The Cubs gave up quite a bit for a middle reliever and, at this point, a below average starter. Kevin Hart had been pitching well and was ranked as their sixth best prospect, according to Baseball America, coming into the season. Then they trade a nice and up-and-coming bullpen arm in Jose Ascaino for John Grabow. May I remind you that Grabow actually has better splits vs. righties than he does lefties? He is a good middle relief guy, but really doesn’t pass for a dominate setup man, which in my opinion, is what this package suggests.
Another puzzling thing for the Chicago Cubs is, why do you feel the desire to make such a move?
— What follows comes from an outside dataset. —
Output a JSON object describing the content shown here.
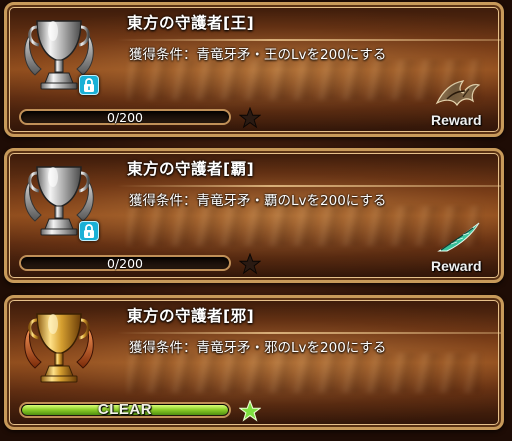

You have just signed B.J. Ryan, whose raw numbers haven’t look good, but if you pitch him strictly to left handers, he would make for a pretty lefty specialist. Not only that, but you have Sean Marshall, who has done a great job in the bullpen.
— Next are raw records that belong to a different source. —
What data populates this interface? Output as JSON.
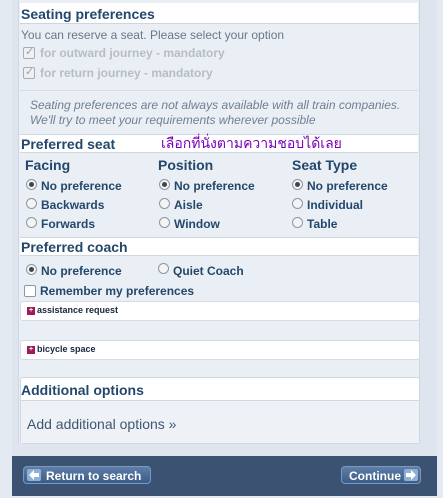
{
  "header": {
    "title": "Seating preferences"
  },
  "intro": "You can reserve a seat. Please select your option",
  "journeys": [
    {
      "label": "for outward journey - mandatory",
      "checked": true
    },
    {
      "label": "for return journey - mandatory",
      "checked": true
    }
  ],
  "notice": {
    "line1": "Seating preferences are not always available with all train companies.",
    "line2": "We'll try to meet your requirements wherever possible"
  },
  "preferred_seat": {
    "title": "Preferred seat",
    "annotation": "เลือกที่นั่งตามความชอบได้เลย",
    "facing": {
      "heading": "Facing",
      "options": [
        "No preference",
        "Backwards",
        "Forwards"
      ],
      "selected": "No preference"
    },
    "position": {
      "heading": "Position",
      "options": [
        "No preference",
        "Aisle",
        "Window"
      ],
      "selected": "No preference"
    },
    "seat_type": {
      "heading": "Seat Type",
      "options": [
        "No preference",
        "Individual",
        "Table"
      ],
      "selected": "No preference"
    }
  },
  "preferred_coach": {
    "title": "Preferred coach",
    "options": [
      "No preference",
      "Quiet Coach"
    ],
    "selected": "No preference",
    "remember_label": "Remember my preferences",
    "remember_checked": false
  },
  "links": {
    "assistance": "assistance request",
    "bicycle": "bicycle space"
  },
  "additional": {
    "title": "Additional options",
    "link": "Add additional options »"
  },
  "footer": {
    "back_label": "Return to search",
    "continue_label": "Continue"
  },
  "colors": {
    "heading": "#23486c",
    "footer": "#3c5273",
    "annotation": "#7a00b8",
    "link_marker": "#a01b5a"
  },
  "icons": {
    "back": "arrow-left-icon",
    "continue": "arrow-right-icon",
    "expand": "plus-square-icon"
  }
}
The only way that the Chicago Cubs get themselves out of the Duds list is if Tom Gorzelanny can do in the major leagues what he has already done in the minors. If he doesn’t, then this trade looks awful for the Chicago Cubs.
Key Acquisitions: Matt Holliday, Mark DeRosa and Julio Lugo
The Cardinals made some solid moves to help make run towards a playoff berth and the National League Central crown. Matt Holliday is a very good hitter and should do better in St. Louis, which has a more hitter-friendly park than Oakland. DeRosa gives the Cards versatility and should be a very good second base/third basemen for the St. Louis.
However, they paid a pretty steep price by giving up some pretty good prospects in Chris Perez, Brett Wallace, Jess Todd, Clayton Mortensen and Shane Peterson. There will be a couple of keys as to whether the Cardinals become Studs or Duds for this deadline.
First, they would have to at least make the playoffs to make this trade respectable, and probably have to advance past the first round at that.
The second key would be to sign both Matt Holliday and Mark DeRosa to long-term deals, especially Matt Holliday. If one of these two things happens, then I would consider these to be a fairly decent trades and, if both happen, then I'll consider them to be Studs. However, if they miss the playoffs and fail to re-sign Matt Holliday, then they become big time Duds and, to make things worse, that scenario could diminish their chances of resigning Albert Pujols.
Key Acquisitions: Jake Peavy and Tony Pena
The White Sox made a big splash right before the deadline and picked up a very good pitcher from the San Diego Padres in Jake Peavy. Jake Peavy gives them another starter that they really needed in order to separate themselves from the AL Central. However, Peavy is hurt and may not be available for the rest of the year.
This may wind up hurting the White Sox as they make a run towards the AL Central crown. They traded away their fifth starter, Clayton Richards, who was beginning to turn it on. They also traded their top pitching prospect, Aaron Poreda, so they will lack pitching depth. Now, if they can stay among the top of the Central and somehow get Peavy back before the end of the season, the White Sox could be a very dangerous team and a legitimate World Series contender. This would obviously be one key in making this team a stud.
However, if they can’t get Peavy back, there is still next year. The White Sox will probably be the favorites in the AL Central next year. As long as they can make the playoffs within the next two or three years, and make a good run while there, this will look like a good deal. The good thing is they have Peavy through 2013, and as long as he stays healthy, I see the White Sox coming out more like Studs. However, that doesn't change the fact that they made an awful trade with the Arizona Diamondbacks. They traded for middle reliever Tony Pena and gave up a very good first base prospect in Brandon Allen. Still, I lean towards the Stud list with the Southsiders.